Bishop-Nriagu, Kanuka and Schreiber all say they feel that, ultimately, their children seeing their mothers succeed at something they’re passionate about is an invaluable lesson. For Kanuka, her kids got to watch her coach athletes to Olympic Games, and for Bishop-Nriagu and Schreiber, their daughters get to see their moms compete against the best in the world–and one day they’ll look back and remember being part of the training process (Corinne already understands the command “On your mark, set, go”).

While each woman’s schedule is undeniably packed, their run is non-negotiable. Instead of viewing that as a selfish act, they each say they feel like these few minutes of time for themselves allow them to give more to those they care for. Kanuka says running and coaching while parenting was all about maintaining a sense of self.

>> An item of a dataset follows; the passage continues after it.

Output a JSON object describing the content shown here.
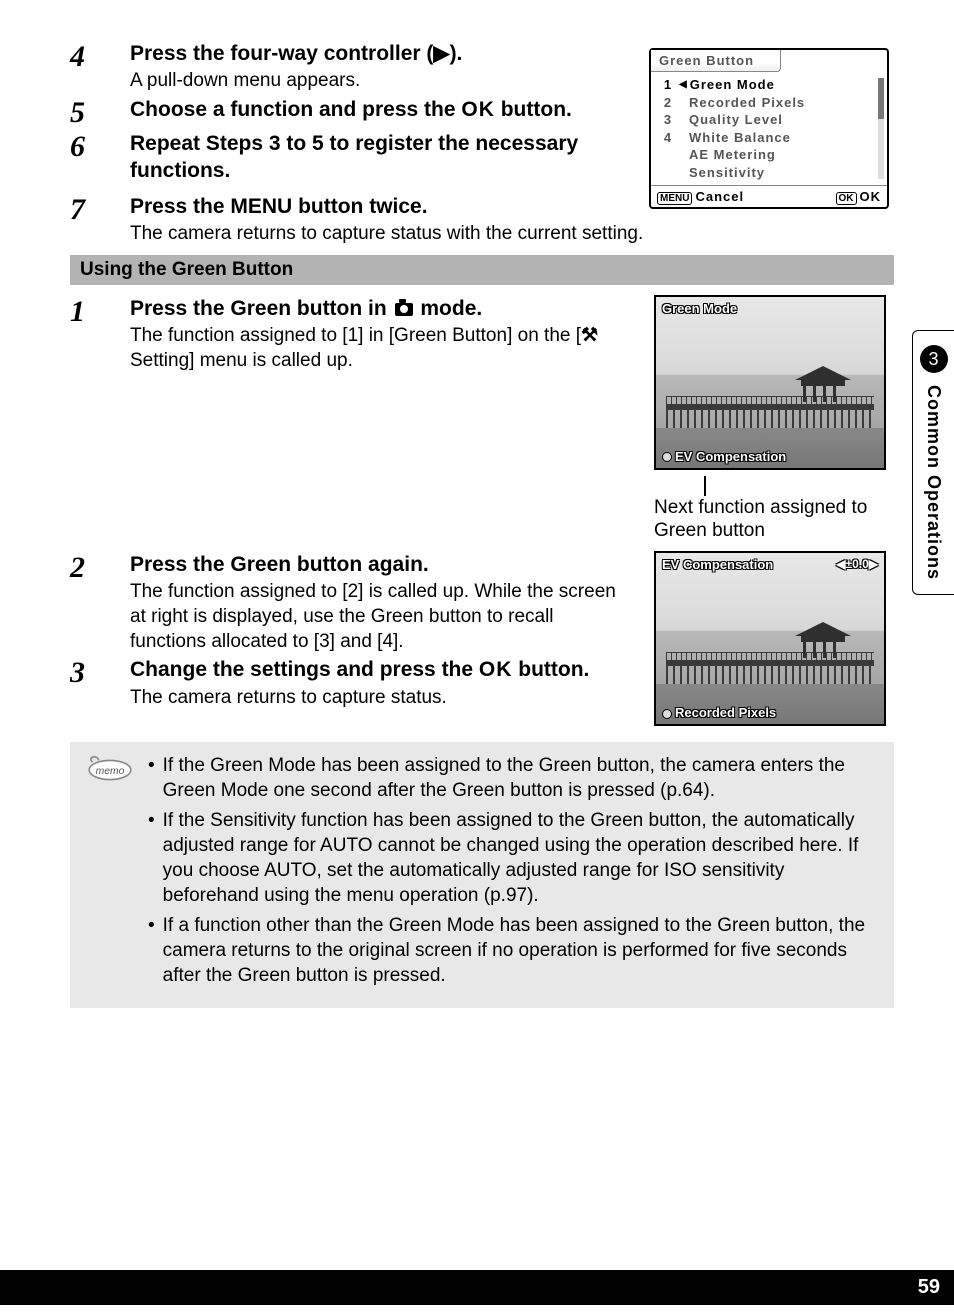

“That part is key,” she says. “We’re mothers, but we’re also people. And it’s so beneficial for our kids to see us working hard at the thing we’re passionate about.” Here’s to mothers who make their passion a priority.